A man who has “dedicated his nights and days” to serve the community of Aboyne and Deeside for more than 50 years has received a British Empire Medal.
Brian William Paterson has held the beautiful area of Deeside dear to his heart ever since he moved to Aboyne in 1956 at the age of nine.
Now 73 years old, the former Aboyne Academy janitor looks back to his life in the village with nothing but “endearment, love and joy” for the years he has spent serving his community.
Mr Paterson has been an integral part of the local community having run the local primary football team for 17 years, as well as an under-17s football team for the boys of all the surrounding villages.
His numerous achievements over the years include his participation in the restoration of the Victory Hall as a trustee and his 25 years of service to the Aboyne Highland Games as a “trophy man” – a job he says may be little, but vital.
One of the highlights of his life – after his marriage to Aileen Paterson in 1969 and the birth of his two children and three grandchildren – has been shaking the hand of Prince Charles at the opening of the revamped Victory Hall in October 1999.
“He was interesting and the nicest man you can ever meet and we just spoke casually like two normal people,” Mr Paterson said.
“This was definitely a highlight in my life that I still hold dear to my heart – that in itself was good enough honour for me.
“It’s absolutely fabulous to receive such recognition – I never thought I’d get anything like this.
“I thought they were winding me up when they first told me.
“I’ve done so many things over the years, but I’m shocked that somebody actually knows about them.
“But even with this medal, still one of the proudest things that I’ve done is playing Santa for the kids of Aboyne for 40 years.
“And I never charged anything – my prize was seeing the kids’ faces and maybe get a box of chocolate every now and again.
Mr Paterson added that one of his greatest achievements was being chosen for Education Supporter of the Year in 2010 after many years of hard work in the Academy.
And even with a golden medal on his chest, he said – through a gentle giggle – that he is “just a normal person”, who loves helping his community.
He said: “The most important thing for me and my favourite thing is that I have helped the community over the years.
“Since I retired 10 years ago, every morning in winter I wake up and clear the paths and sand them for everybody in our area.

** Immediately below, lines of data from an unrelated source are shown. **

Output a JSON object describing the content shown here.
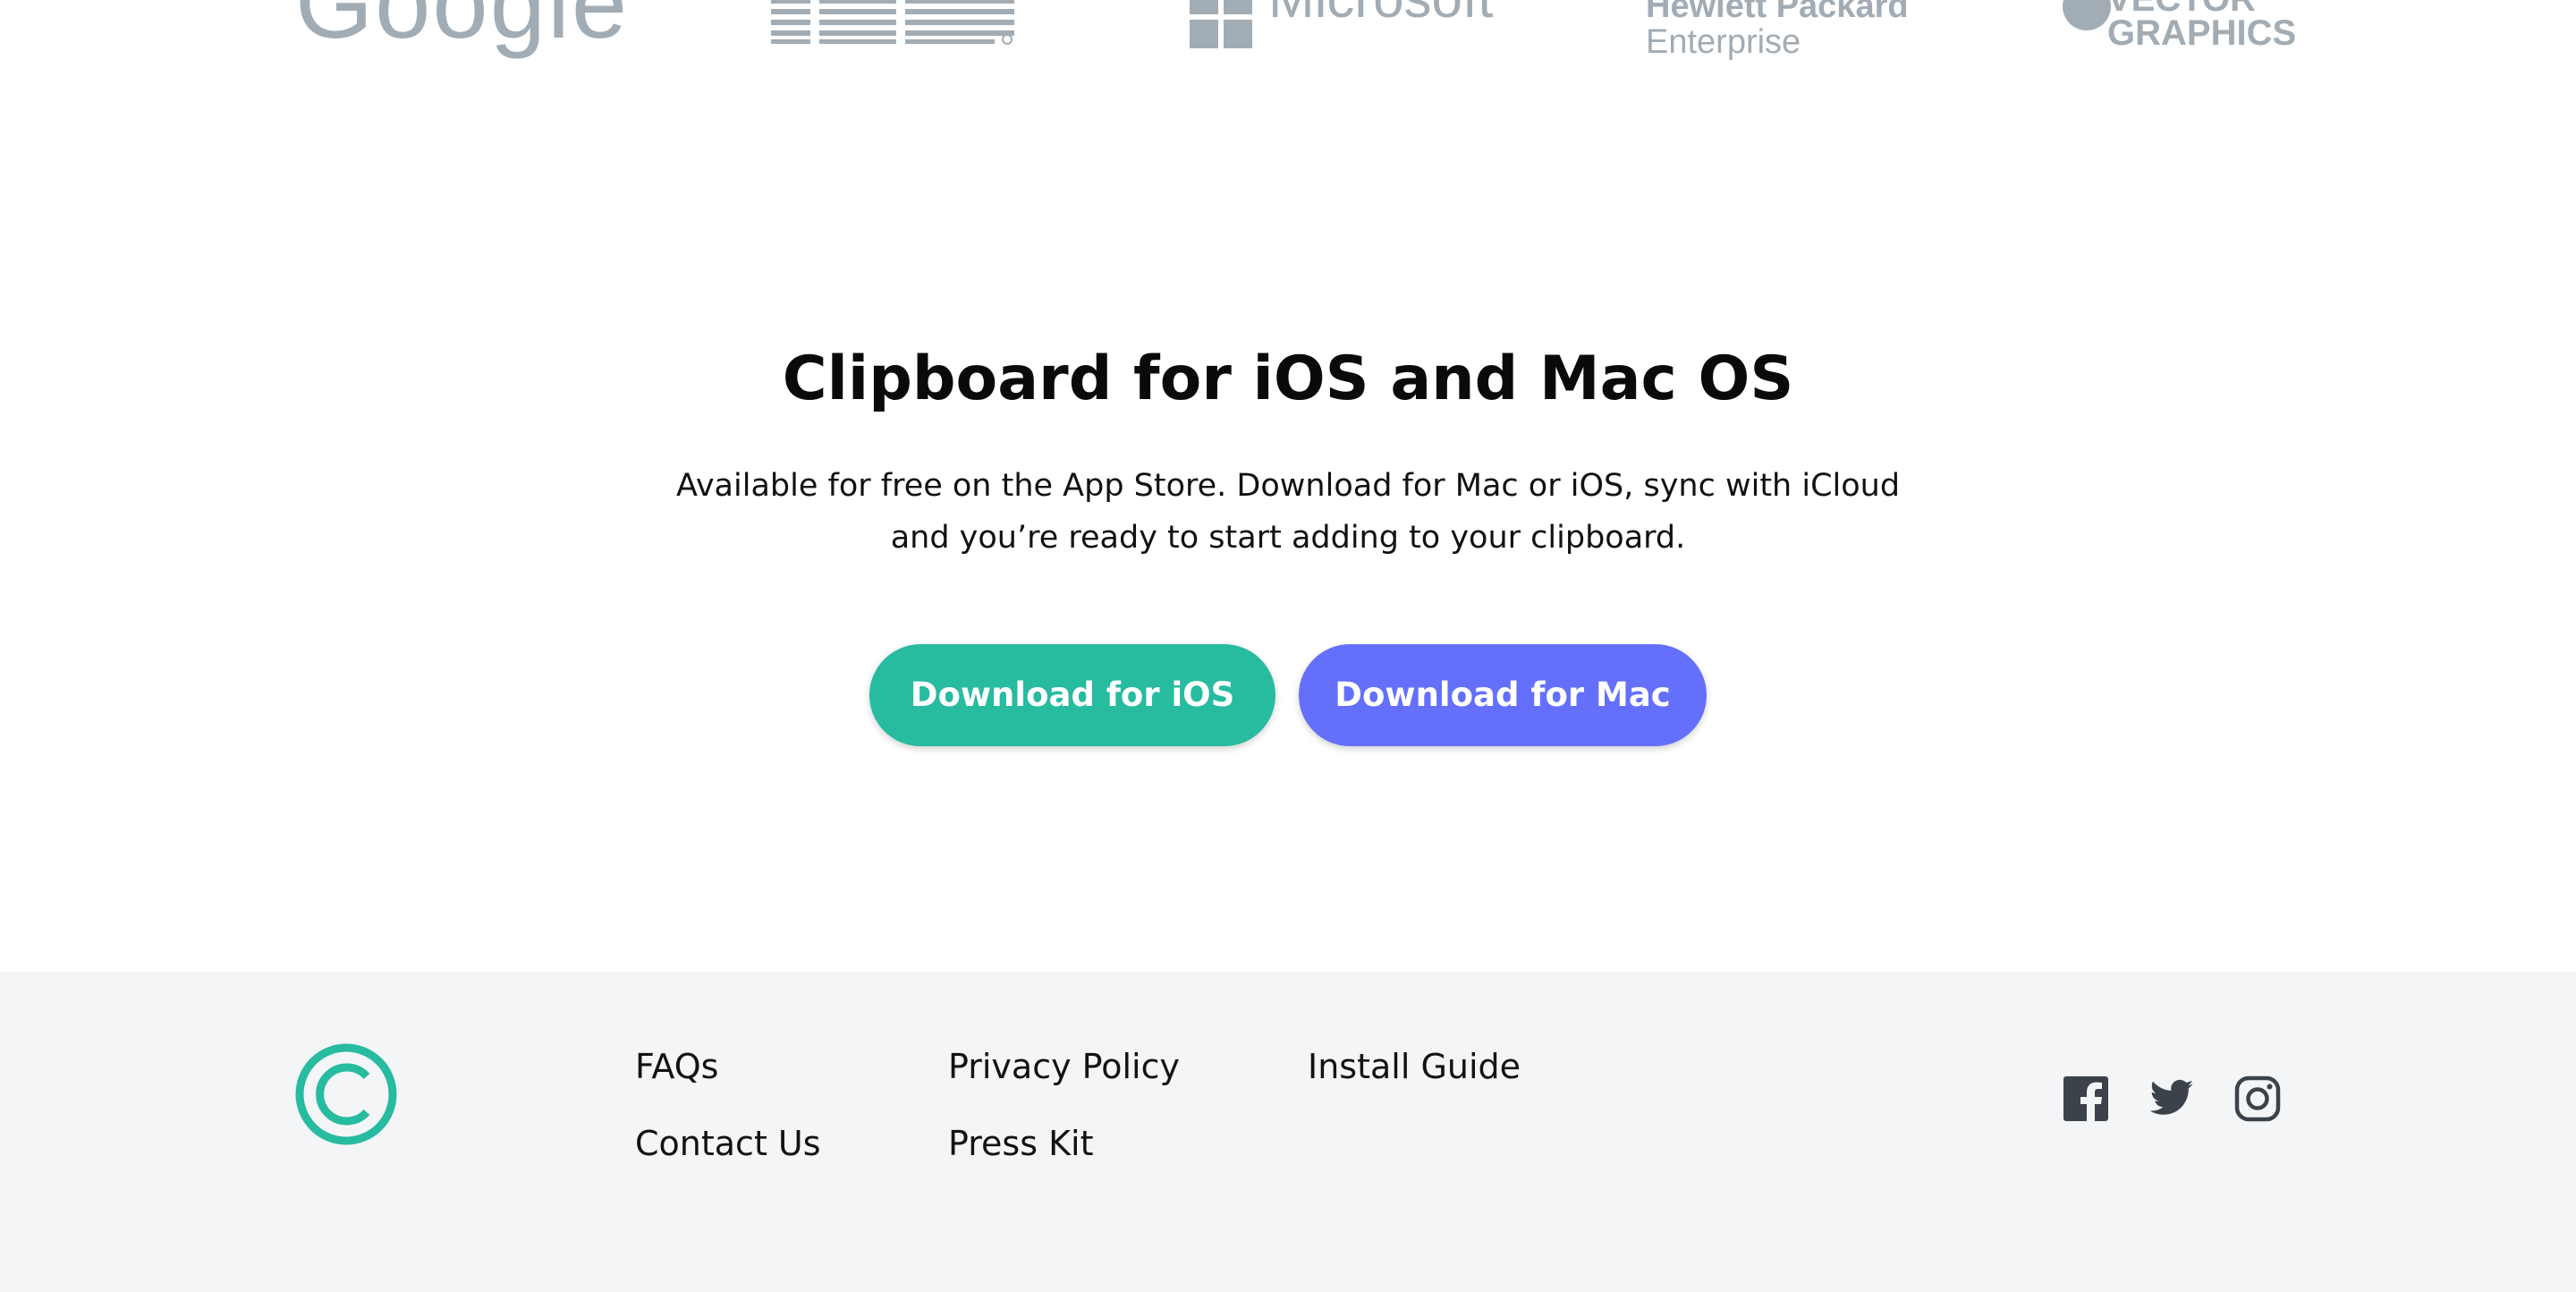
{
  "logos": {
    "google": "Google",
    "ibm": "IBM",
    "microsoft": "Microsoft",
    "hpe_line1": "Hewlett Packard",
    "hpe_line2": "Enterprise",
    "vector_line1": "VECTOR",
    "vector_line2": "GRAPHICS"
  },
  "cta": {
    "title": "Clipboard for iOS and Mac OS",
    "description": "Available for free on the App Store. Download for Mac or iOS, sync with iCloud and you’re ready to start adding to your clipboard.",
    "ios_button": "Download for iOS",
    "mac_button": "Download for Mac"
  },
  "footer": {
    "links": {
      "faqs": "FAQs",
      "contact": "Contact Us",
      "privacy": "Privacy Policy",
      "press": "Press Kit",
      "install": "Install Guide"
    },
    "social": [
      "facebook-icon",
      "twitter-icon",
      "instagram-icon"
    ]
  },
  "colors": {
    "accent_teal": "#27bba0",
    "accent_blue": "#6470fb",
    "logo_gray": "#a2acb4",
    "footer_bg": "#f4f5f7",
    "icon_dark": "#3b424a"
  }
}
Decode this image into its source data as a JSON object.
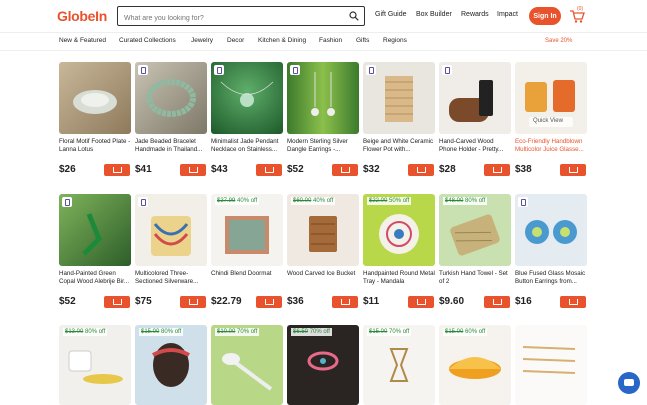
{
  "header": {
    "logo": "GlobeIn",
    "search_placeholder": "What are you looking for?",
    "links": [
      "Gift Guide",
      "Box Builder",
      "Rewards",
      "Impact"
    ],
    "signin": "Sign In",
    "cart_count": "(0)"
  },
  "categories": [
    "New & Featured",
    "Curated Collections",
    "Jewelry",
    "Decor",
    "Kitchen & Dining",
    "Fashion",
    "Gifts",
    "Regions"
  ],
  "promo": "Save 20%",
  "row1": [
    {
      "name": "Floral Motif Footed Plate - Lanna Lotus",
      "price": "$26"
    },
    {
      "name": "Jade Beaded Bracelet Handmade in Thailand...",
      "price": "$41"
    },
    {
      "name": "Minimalist Jade Pendant Necklace on Stainless...",
      "price": "$43"
    },
    {
      "name": "Modern Sterling Silver Dangle Earrings -...",
      "price": "$52"
    },
    {
      "name": "Beige and White Ceramic Flower Pot with...",
      "price": "$32"
    },
    {
      "name": "Hand-Carved Wood Phone Holder - Pretty...",
      "price": "$28"
    },
    {
      "name": "Eco-Friendly Handblown Multicolor Juice Glasse...",
      "price": "$38",
      "overlay": "Quick View"
    }
  ],
  "row2": [
    {
      "name": "Hand-Painted Green Copal Wood Alebrije Bir...",
      "price": "$52"
    },
    {
      "name": "Multicolored Three-Sectioned Silverware...",
      "price": "$75"
    },
    {
      "name": "Chindi Blend Doormat",
      "price": "$22.79",
      "old": "$37.99",
      "off": "40% off"
    },
    {
      "name": "Wood Carved Ice Bucket",
      "price": "$36",
      "old": "$60.00",
      "off": "40% off"
    },
    {
      "name": "Handpainted Round Metal Tray - Mandala",
      "price": "$11",
      "old": "$22.00",
      "off": "50% off"
    },
    {
      "name": "Turkish Hand Towel - Set of 2",
      "price": "$9.60",
      "old": "$48.00",
      "off": "80% off"
    },
    {
      "name": "Blue Fused Glass Mosaic Button Earrings from...",
      "price": "$16"
    }
  ],
  "row3": [
    {
      "old": "$13.00",
      "off": "80% off"
    },
    {
      "old": "$15.00",
      "off": "80% off"
    },
    {
      "old": "$10.00",
      "off": "70% off"
    },
    {
      "old": "$6.50",
      "off": "70% off"
    },
    {
      "old": "$15.00",
      "off": "70% off"
    },
    {
      "old": "$15.00",
      "off": "60% off"
    },
    {}
  ]
}
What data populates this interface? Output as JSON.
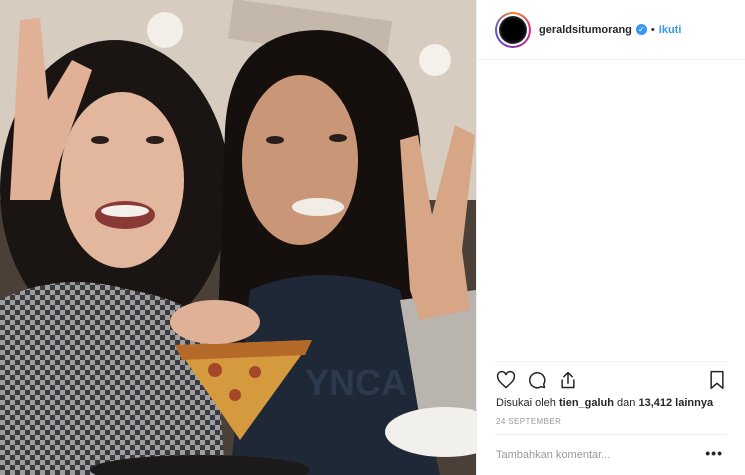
{
  "post": {
    "username": "geraldsitumorang",
    "separator": "•",
    "follow_label": "Ikuti",
    "likes_prefix": "Disukai oleh ",
    "liked_by": "tien_galuh",
    "likes_middle": " dan ",
    "likes_count": "13,412 lainnya",
    "date": "24 SEPTEMBER",
    "comment_placeholder": "Tambahkan komentar...",
    "more_label": "•••"
  },
  "icons": {
    "verified": "verified-badge-icon",
    "like": "heart-icon",
    "comment": "comment-icon",
    "share": "share-icon",
    "save": "bookmark-icon",
    "more": "more-options-icon"
  },
  "colors": {
    "accent": "#3897f0",
    "text": "#262626",
    "muted": "#999999",
    "border": "#efefef"
  }
}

“And it’s a small thing, but matters to all of us.
“It’s amazing to get such recognition, but at the end of the day, I’m just a normal guy – nothing more than probably the next lad down the road.”